Exercise directions: Everything in the listing below needs restating exactly, apart from the pictures.

=== Begin Enclosure ===

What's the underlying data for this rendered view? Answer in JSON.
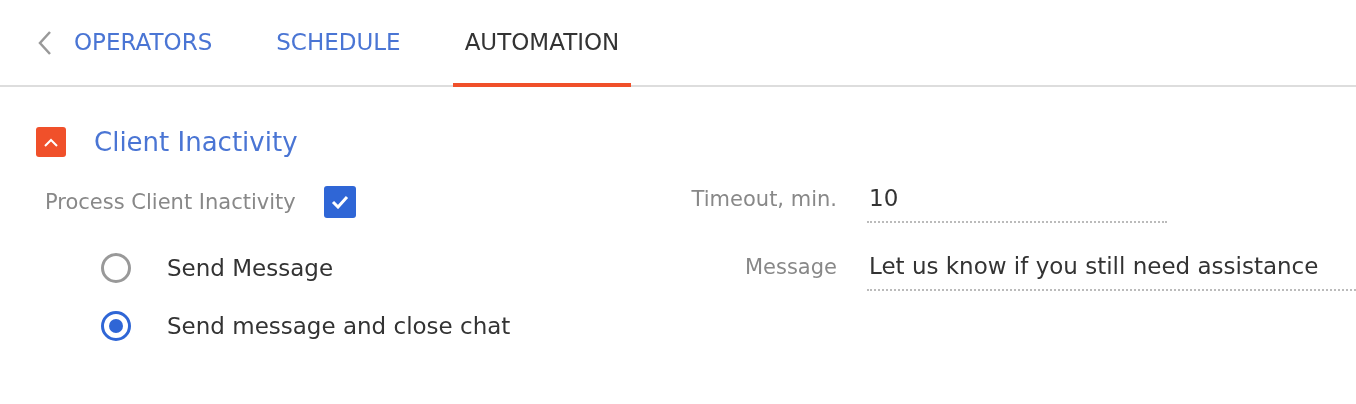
{
  "tabs": [
    {
      "label": "OPERATORS",
      "selected": false
    },
    {
      "label": "SCHEDULE",
      "selected": false
    },
    {
      "label": "AUTOMATION",
      "selected": true
    }
  ],
  "section": {
    "title": "Client Inactivity",
    "expanded": true
  },
  "process": {
    "label": "Process Client Inactivity",
    "checked": true
  },
  "options": [
    {
      "label": "Send Message",
      "selected": false
    },
    {
      "label": "Send message and close chat",
      "selected": true
    }
  ],
  "fields": [
    {
      "label": "Timeout, min.",
      "value": "10",
      "kind": "short"
    },
    {
      "label": "Message",
      "value": "Let us know if you still need assistance",
      "kind": "wide"
    }
  ]
}
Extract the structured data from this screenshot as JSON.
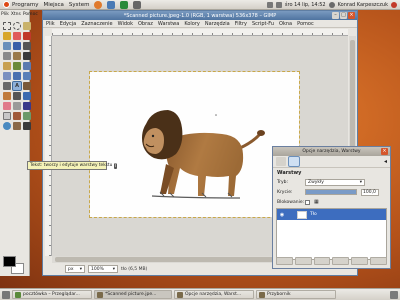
{
  "top_panel": {
    "menus": [
      "Programy",
      "Miejsca",
      "System"
    ],
    "clock": "śro 14 lip, 14:52",
    "user": "Konrad Karpeszczuk"
  },
  "toolbox": {
    "menus": [
      "Plik",
      "Xtns",
      "Pomoc"
    ]
  },
  "image_window": {
    "title": "*Scanned picture.jpeg-1.0 (RGB, 1 warstwa) 536x378 – GIMP",
    "menus": [
      "Plik",
      "Edycja",
      "Zaznaczenie",
      "Widok",
      "Obraz",
      "Warstwa",
      "Kolory",
      "Narzędzia",
      "Filtry",
      "Script-Fu",
      "Okna",
      "Pomoc"
    ],
    "status": {
      "unit": "px",
      "zoom": "100%",
      "info": "tło (6,5 MB)"
    }
  },
  "tooltip": {
    "text": "Tekst: tworzy i edytuje warstwy tekstu",
    "badge": "T"
  },
  "dialog": {
    "title": "Opcje narzędzia, Warstwy",
    "section": "Warstwy",
    "mode_label": "Tryb:",
    "mode_value": "Zwykły",
    "opacity_label": "Krycie:",
    "opacity_value": "100,0",
    "opacity_fraction": 1.0,
    "lock_label": "Blokowanie:",
    "layer_name": "Tło"
  },
  "taskbar": {
    "tasks": [
      "pocztówka – Przeglądar...",
      "*Scanned picture.jpe...",
      "Opcje narzędzia, Warst...",
      "Przybornik"
    ]
  },
  "colors": {
    "accent": "#3d6dbf",
    "desktop": "#c7621f"
  }
}
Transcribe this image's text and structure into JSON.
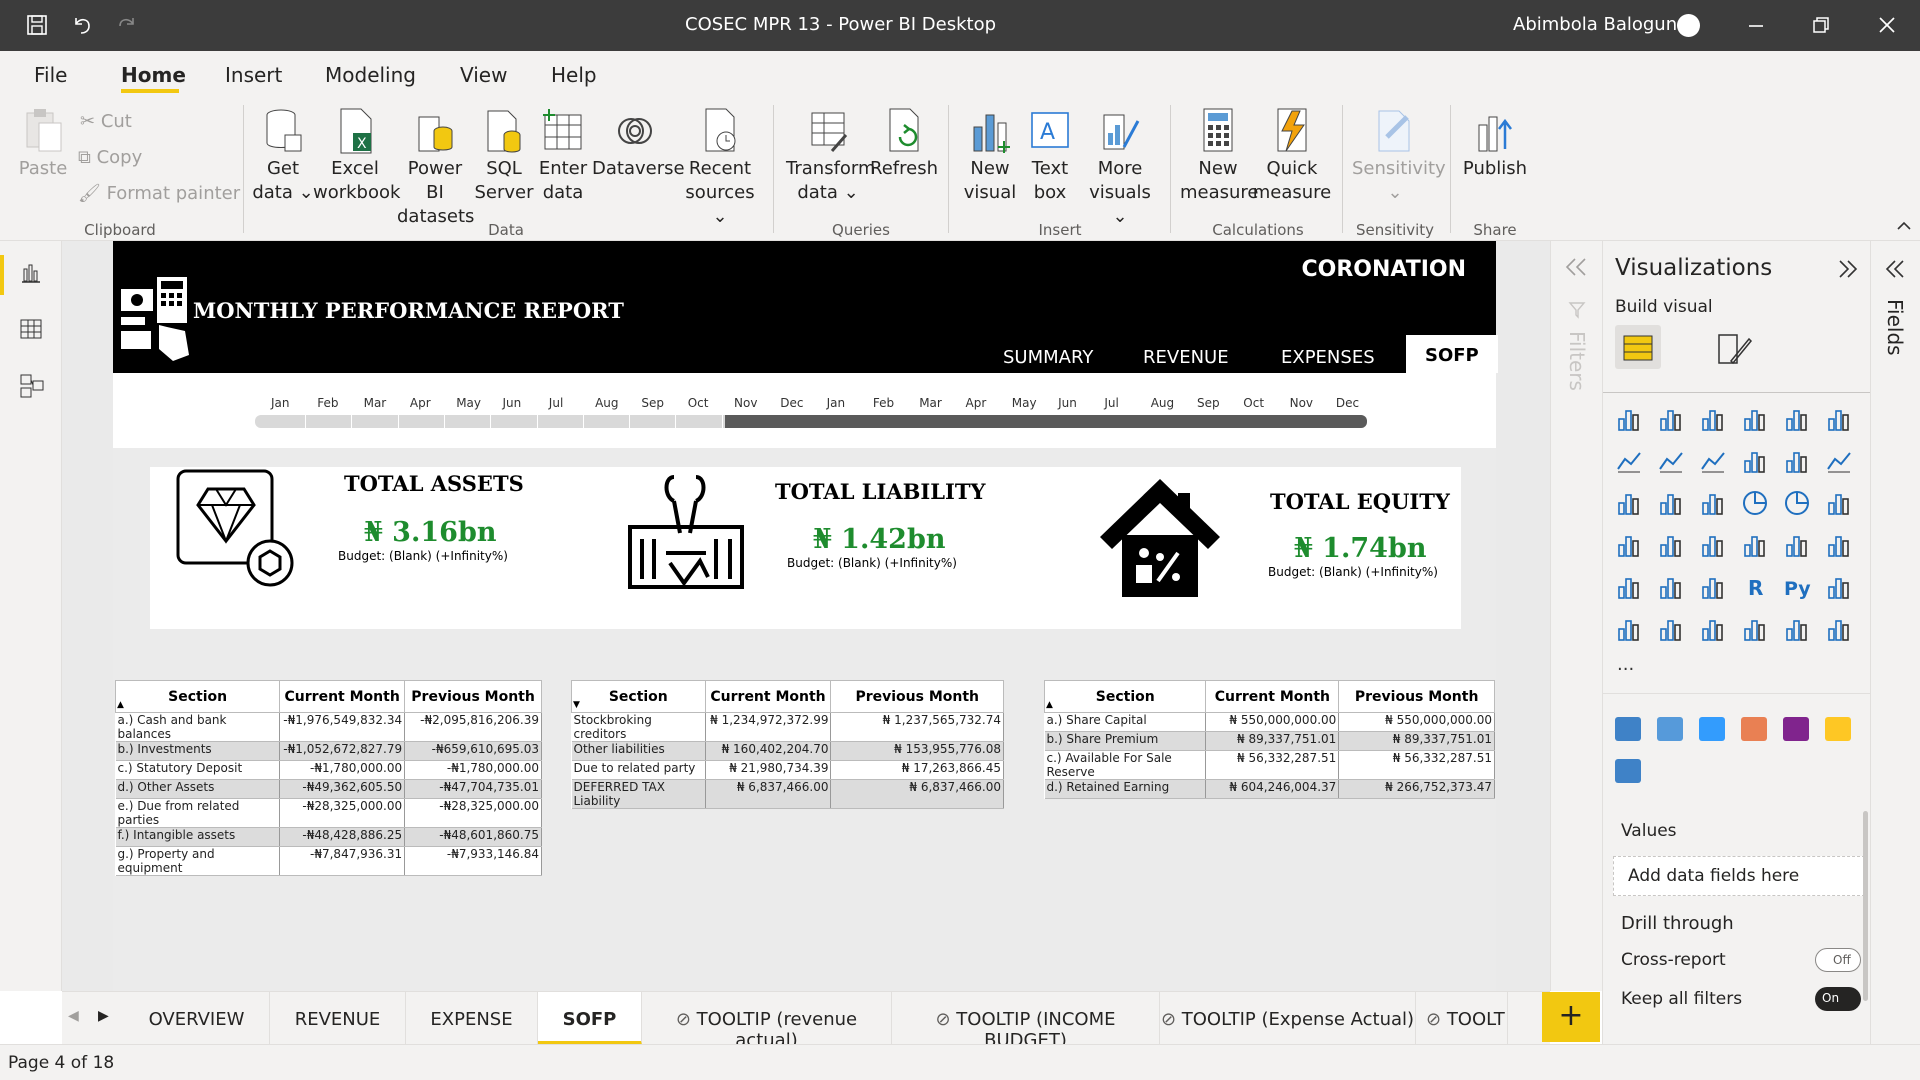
{
  "window": {
    "title": "COSEC MPR 13 - Power BI Desktop",
    "user": "Abimbola Balogun"
  },
  "menu": {
    "tabs": [
      "File",
      "Home",
      "Insert",
      "Modeling",
      "View",
      "Help"
    ],
    "active": "Home"
  },
  "ribbon": {
    "clipboard": {
      "paste": "Paste",
      "cut": "Cut",
      "copy": "Copy",
      "format_painter": "Format painter",
      "group": "Clipboard"
    },
    "data": {
      "get_data": [
        "Get",
        "data"
      ],
      "excel": [
        "Excel",
        "workbook"
      ],
      "pbi_datasets": [
        "Power BI",
        "datasets"
      ],
      "sql": [
        "SQL",
        "Server"
      ],
      "enter_data": [
        "Enter",
        "data"
      ],
      "dataverse": [
        "Dataverse"
      ],
      "recent": [
        "Recent",
        "sources"
      ],
      "group": "Data"
    },
    "queries": {
      "transform": [
        "Transform",
        "data"
      ],
      "refresh": [
        "Refresh"
      ],
      "group": "Queries"
    },
    "insert": {
      "new_visual": [
        "New",
        "visual"
      ],
      "text_box": [
        "Text",
        "box"
      ],
      "more_visuals": [
        "More",
        "visuals"
      ],
      "group": "Insert"
    },
    "calculations": {
      "new_measure": [
        "New",
        "measure"
      ],
      "quick_measure": [
        "Quick",
        "measure"
      ],
      "group": "Calculations"
    },
    "sensitivity": {
      "label": "Sensitivity",
      "group": "Sensitivity"
    },
    "share": {
      "publish": "Publish",
      "group": "Share"
    }
  },
  "report": {
    "title": "MONTHLY PERFORMANCE REPORT",
    "brand": "CORONATION",
    "nav": [
      "SUMMARY",
      "REVENUE",
      "EXPENSES",
      "SOFP"
    ],
    "nav_selected": "SOFP",
    "slicer_months": [
      "Jan",
      "Feb",
      "Mar",
      "Apr",
      "May",
      "Jun",
      "Jul",
      "Aug",
      "Sep",
      "Oct",
      "Nov",
      "Dec",
      "Jan",
      "Feb",
      "Mar",
      "Apr",
      "May",
      "Jun",
      "Jul",
      "Aug",
      "Sep",
      "Oct",
      "Nov",
      "Dec"
    ],
    "cards": [
      {
        "title": "TOTAL ASSETS",
        "value": "₦ 3.16bn",
        "budget": "Budget: (Blank) (+Infinity%)"
      },
      {
        "title": "TOTAL LIABILITY",
        "value": "₦ 1.42bn",
        "budget": "Budget: (Blank) (+Infinity%)"
      },
      {
        "title": "TOTAL EQUITY",
        "value": "₦ 1.74bn",
        "budget": "Budget: (Blank) (+Infinity%)"
      }
    ],
    "tables": {
      "headers": [
        "Section",
        "Current Month",
        "Previous Month"
      ],
      "assets": [
        [
          "a.) Cash and bank balances",
          "-₦1,976,549,832.34",
          "-₦2,095,816,206.39"
        ],
        [
          "b.) Investments",
          "-₦1,052,672,827.79",
          "-₦659,610,695.03"
        ],
        [
          "c.) Statutory Deposit",
          "-₦1,780,000.00",
          "-₦1,780,000.00"
        ],
        [
          "d.) Other Assets",
          "-₦49,362,605.50",
          "-₦47,704,735.01"
        ],
        [
          "e.) Due from related parties",
          "-₦28,325,000.00",
          "-₦28,325,000.00"
        ],
        [
          "f.) Intangible assets",
          "-₦48,428,886.25",
          "-₦48,601,860.75"
        ],
        [
          "g.) Property and equipment",
          "-₦7,847,936.31",
          "-₦7,933,146.84"
        ]
      ],
      "liabilities": [
        [
          "Stockbroking creditors",
          "₦ 1,234,972,372.99",
          "₦ 1,237,565,732.74"
        ],
        [
          "Other liabilities",
          "₦ 160,402,204.70",
          "₦ 153,955,776.08"
        ],
        [
          "Due to related party",
          "₦ 21,980,734.39",
          "₦ 17,263,866.45"
        ],
        [
          "DEFERRED TAX Liability",
          "₦ 6,837,466.00",
          "₦ 6,837,466.00"
        ]
      ],
      "equity": [
        [
          "a.) Share Capital",
          "₦ 550,000,000.00",
          "₦ 550,000,000.00"
        ],
        [
          "b.) Share Premium",
          "₦ 89,337,751.01",
          "₦ 89,337,751.01"
        ],
        [
          "c.) Available For Sale Reserve",
          "₦ 56,332,287.51",
          "₦ 56,332,287.51"
        ],
        [
          "d.) Retained Earning",
          "₦ 604,246,004.37",
          "₦ 266,752,373.47"
        ]
      ]
    }
  },
  "panes": {
    "filters_label": "Filters",
    "viz_title": "Visualizations",
    "build_visual": "Build visual",
    "fields_label": "Fields",
    "values_label": "Values",
    "add_fields": "Add data fields here",
    "drill_through": "Drill through",
    "cross_report": "Cross-report",
    "cross_report_state": "Off",
    "keep_filters": "Keep all filters",
    "keep_filters_state": "On",
    "viz_r": "R",
    "viz_py": "Py",
    "viz_ellipsis": "···"
  },
  "page_tabs": [
    "OVERVIEW",
    "REVENUE",
    "EXPENSE",
    "SOFP",
    "TOOLTIP (revenue actual)",
    "TOOLTIP (INCOME BUDGET)",
    "TOOLTIP (Expense Actual)",
    "TOOLT"
  ],
  "page_tab_selected": "SOFP",
  "status": "Page 4 of 18",
  "colors": {
    "accent": "#f2c811",
    "value_green": "#1e8c2e",
    "header_bg": "#000000",
    "titlebar": "#3c3c3c"
  }
}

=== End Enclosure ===

Solution for this problem:
What's the underlying data for this rendered view? Answer in JSON.
{
  "tabs": [
    {
      "label": "OPERATORS",
      "selected": false
    },
    {
      "label": "SCHEDULE",
      "selected": false
    },
    {
      "label": "AUTOMATION",
      "selected": true
    }
  ],
  "section": {
    "title": "Client Inactivity",
    "expanded": true
  },
  "process": {
    "label": "Process Client Inactivity",
    "checked": true
  },
  "options": [
    {
      "label": "Send Message",
      "selected": false
    },
    {
      "label": "Send message and close chat",
      "selected": true
    }
  ],
  "fields": [
    {
      "label": "Timeout, min.",
      "value": "10",
      "kind": "short"
    },
    {
      "label": "Message",
      "value": "Let us know if you still need assistance",
      "kind": "wide"
    }
  ]
}
Extract the structured data from this screenshot as JSON.
{
  "top_panel": {
    "menus": [
      "Programy",
      "Miejsca",
      "System"
    ],
    "clock": "śro 14 lip, 14:52",
    "user": "Konrad Karpeszczuk"
  },
  "toolbox": {
    "menus": [
      "Plik",
      "Xtns",
      "Pomoc"
    ]
  },
  "image_window": {
    "title": "*Scanned picture.jpeg-1.0 (RGB, 1 warstwa) 536x378 – GIMP",
    "menus": [
      "Plik",
      "Edycja",
      "Zaznaczenie",
      "Widok",
      "Obraz",
      "Warstwa",
      "Kolory",
      "Narzędzia",
      "Filtry",
      "Script-Fu",
      "Okna",
      "Pomoc"
    ],
    "status": {
      "unit": "px",
      "zoom": "100%",
      "info": "tło (6,5 MB)"
    }
  },
  "tooltip": {
    "text": "Tekst: tworzy i edytuje warstwy tekstu",
    "badge": "T"
  },
  "dialog": {
    "title": "Opcje narzędzia, Warstwy",
    "section": "Warstwy",
    "mode_label": "Tryb:",
    "mode_value": "Zwykły",
    "opacity_label": "Krycie:",
    "opacity_value": "100,0",
    "opacity_fraction": 1.0,
    "lock_label": "Blokowanie:",
    "layer_name": "Tło"
  },
  "taskbar": {
    "tasks": [
      "pocztówka – Przeglądar...",
      "*Scanned picture.jpe...",
      "Opcje narzędzia, Warst...",
      "Przybornik"
    ]
  },
  "colors": {
    "accent": "#3d6dbf",
    "desktop": "#c7621f"
  }
}
Transcribe this image's text and structure into JSON.
{
  "window": {
    "title": "COSEC MPR 13 - Power BI Desktop",
    "user": "Abimbola Balogun"
  },
  "menu": {
    "tabs": [
      "File",
      "Home",
      "Insert",
      "Modeling",
      "View",
      "Help"
    ],
    "active": "Home"
  },
  "ribbon": {
    "clipboard": {
      "paste": "Paste",
      "cut": "Cut",
      "copy": "Copy",
      "format_painter": "Format painter",
      "group": "Clipboard"
    },
    "data": {
      "get_data": [
        "Get",
        "data"
      ],
      "excel": [
        "Excel",
        "workbook"
      ],
      "pbi_datasets": [
        "Power BI",
        "datasets"
      ],
      "sql": [
        "SQL",
        "Server"
      ],
      "enter_data": [
        "Enter",
        "data"
      ],
      "dataverse": [
        "Dataverse"
      ],
      "recent": [
        "Recent",
        "sources"
      ],
      "group": "Data"
    },
    "queries": {
      "transform": [
        "Transform",
        "data"
      ],
      "refresh": [
        "Refresh"
      ],
      "group": "Queries"
    },
    "insert": {
      "new_visual": [
        "New",
        "visual"
      ],
      "text_box": [
        "Text",
        "box"
      ],
      "more_visuals": [
        "More",
        "visuals"
      ],
      "group": "Insert"
    },
    "calculations": {
      "new_measure": [
        "New",
        "measure"
      ],
      "quick_measure": [
        "Quick",
        "measure"
      ],
      "group": "Calculations"
    },
    "sensitivity": {
      "label": "Sensitivity",
      "group": "Sensitivity"
    },
    "share": {
      "publish": "Publish",
      "group": "Share"
    }
  },
  "report": {
    "title": "MONTHLY PERFORMANCE REPORT",
    "brand": "CORONATION",
    "nav": [
      "SUMMARY",
      "REVENUE",
      "EXPENSES",
      "SOFP"
    ],
    "nav_selected": "SOFP",
    "slicer_months": [
      "Jan",
      "Feb",
      "Mar",
      "Apr",
      "May",
      "Jun",
      "Jul",
      "Aug",
      "Sep",
      "Oct",
      "Nov",
      "Dec",
      "Jan",
      "Feb",
      "Mar",
      "Apr",
      "May",
      "Jun",
      "Jul",
      "Aug",
      "Sep",
      "Oct",
      "Nov",
      "Dec"
    ],
    "cards": [
      {
        "title": "TOTAL ASSETS",
        "value": "₦ 3.16bn",
        "budget": "Budget: (Blank) (+Infinity%)"
      },
      {
        "title": "TOTAL LIABILITY",
        "value": "₦ 1.42bn",
        "budget": "Budget: (Blank) (+Infinity%)"
      },
      {
        "title": "TOTAL EQUITY",
        "value": "₦ 1.74bn",
        "budget": "Budget: (Blank) (+Infinity%)"
      }
    ],
    "tables": {
      "headers": [
        "Section",
        "Current Month",
        "Previous Month"
      ],
      "assets": [
        [
          "a.) Cash and bank balances",
          "-₦1,976,549,832.34",
          "-₦2,095,816,206.39"
        ],
        [
          "b.) Investments",
          "-₦1,052,672,827.79",
          "-₦659,610,695.03"
        ],
        [
          "c.) Statutory Deposit",
          "-₦1,780,000.00",
          "-₦1,780,000.00"
        ],
        [
          "d.) Other Assets",
          "-₦49,362,605.50",
          "-₦47,704,735.01"
        ],
        [
          "e.) Due from related parties",
          "-₦28,325,000.00",
          "-₦28,325,000.00"
        ],
        [
          "f.) Intangible assets",
          "-₦48,428,886.25",
          "-₦48,601,860.75"
        ],
        [
          "g.) Property and equipment",
          "-₦7,847,936.31",
          "-₦7,933,146.84"
        ]
      ],
      "liabilities": [
        [
          "Stockbroking creditors",
          "₦ 1,234,972,372.99",
          "₦ 1,237,565,732.74"
        ],
        [
          "Other liabilities",
          "₦ 160,402,204.70",
          "₦ 153,955,776.08"
        ],
        [
          "Due to related party",
          "₦ 21,980,734.39",
          "₦ 17,263,866.45"
        ],
        [
          "DEFERRED TAX Liability",
          "₦ 6,837,466.00",
          "₦ 6,837,466.00"
        ]
      ],
      "equity": [
        [
          "a.) Share Capital",
          "₦ 550,000,000.00",
          "₦ 550,000,000.00"
        ],
        [
          "b.) Share Premium",
          "₦ 89,337,751.01",
          "₦ 89,337,751.01"
        ],
        [
          "c.) Available For Sale Reserve",
          "₦ 56,332,287.51",
          "₦ 56,332,287.51"
        ],
        [
          "d.) Retained Earning",
          "₦ 604,246,004.37",
          "₦ 266,752,373.47"
        ]
      ]
    }
  },
  "panes": {
    "filters_label": "Filters",
    "viz_title": "Visualizations",
    "build_visual": "Build visual",
    "fields_label": "Fields",
    "values_label": "Values",
    "add_fields": "Add data fields here",
    "drill_through": "Drill through",
    "cross_report": "Cross-report",
    "cross_report_state": "Off",
    "keep_filters": "Keep all filters",
    "keep_filters_state": "On",
    "viz_r": "R",
    "viz_py": "Py",
    "viz_ellipsis": "···"
  },
  "page_tabs": [
    "OVERVIEW",
    "REVENUE",
    "EXPENSE",
    "SOFP",
    "TOOLTIP (revenue actual)",
    "TOOLTIP (INCOME BUDGET)",
    "TOOLTIP (Expense Actual)",
    "TOOLT"
  ],
  "page_tab_selected": "SOFP",
  "status": "Page 4 of 18",
  "colors": {
    "accent": "#f2c811",
    "value_green": "#1e8c2e",
    "header_bg": "#000000",
    "titlebar": "#3c3c3c"
  }
}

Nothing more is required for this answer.